Page and application data records
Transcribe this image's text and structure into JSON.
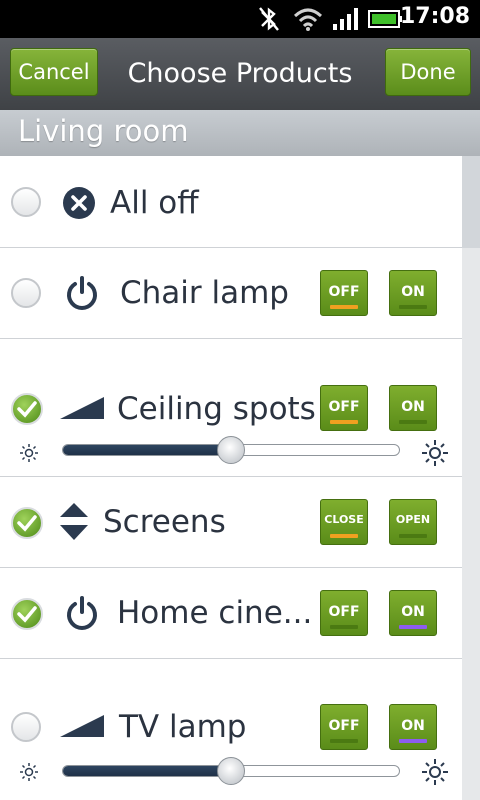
{
  "status_bar": {
    "time": "17:08"
  },
  "title_bar": {
    "cancel_label": "Cancel",
    "title": "Choose Products",
    "done_label": "Done"
  },
  "section": {
    "title": "Living room"
  },
  "devices": [
    {
      "name": "All off",
      "selected": false,
      "icon": "x-circle-icon"
    },
    {
      "name": "Chair lamp",
      "selected": false,
      "icon": "power-icon",
      "off_label": "OFF",
      "on_label": "ON",
      "state": "off"
    },
    {
      "name": "Ceiling spots",
      "selected": true,
      "icon": "dimmer-icon",
      "off_label": "OFF",
      "on_label": "ON",
      "state": "off",
      "level_percent": 50
    },
    {
      "name": "Screens",
      "selected": true,
      "icon": "up-down-icon",
      "off_label": "CLOSE",
      "on_label": "OPEN",
      "state": "close"
    },
    {
      "name": "Home cine...",
      "selected": true,
      "icon": "power-icon",
      "off_label": "OFF",
      "on_label": "ON",
      "state": "on"
    },
    {
      "name": "TV lamp",
      "selected": false,
      "icon": "dimmer-icon",
      "off_label": "OFF",
      "on_label": "ON",
      "state": "on",
      "level_percent": 50
    }
  ],
  "colors": {
    "accent_green": "#6a9d22",
    "off_indicator": "#f0a020",
    "on_indicator": "#8d5cf0",
    "icon_dark": "#2b3a4f"
  }
}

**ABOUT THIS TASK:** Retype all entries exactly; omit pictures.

**TASK SOLUTION:**
Transcribe this image's text and structure into JSON.
{
  "status_bar": {
    "time": "17:08"
  },
  "title_bar": {
    "cancel_label": "Cancel",
    "title": "Choose Products",
    "done_label": "Done"
  },
  "section": {
    "title": "Living room"
  },
  "devices": [
    {
      "name": "All off",
      "selected": false,
      "icon": "x-circle-icon"
    },
    {
      "name": "Chair lamp",
      "selected": false,
      "icon": "power-icon",
      "off_label": "OFF",
      "on_label": "ON",
      "state": "off"
    },
    {
      "name": "Ceiling spots",
      "selected": true,
      "icon": "dimmer-icon",
      "off_label": "OFF",
      "on_label": "ON",
      "state": "off",
      "level_percent": 50
    },
    {
      "name": "Screens",
      "selected": true,
      "icon": "up-down-icon",
      "off_label": "CLOSE",
      "on_label": "OPEN",
      "state": "close"
    },
    {
      "name": "Home cine...",
      "selected": true,
      "icon": "power-icon",
      "off_label": "OFF",
      "on_label": "ON",
      "state": "on"
    },
    {
      "name": "TV lamp",
      "selected": false,
      "icon": "dimmer-icon",
      "off_label": "OFF",
      "on_label": "ON",
      "state": "on",
      "level_percent": 50
    }
  ],
  "colors": {
    "accent_green": "#6a9d22",
    "off_indicator": "#f0a020",
    "on_indicator": "#8d5cf0",
    "icon_dark": "#2b3a4f"
  }
}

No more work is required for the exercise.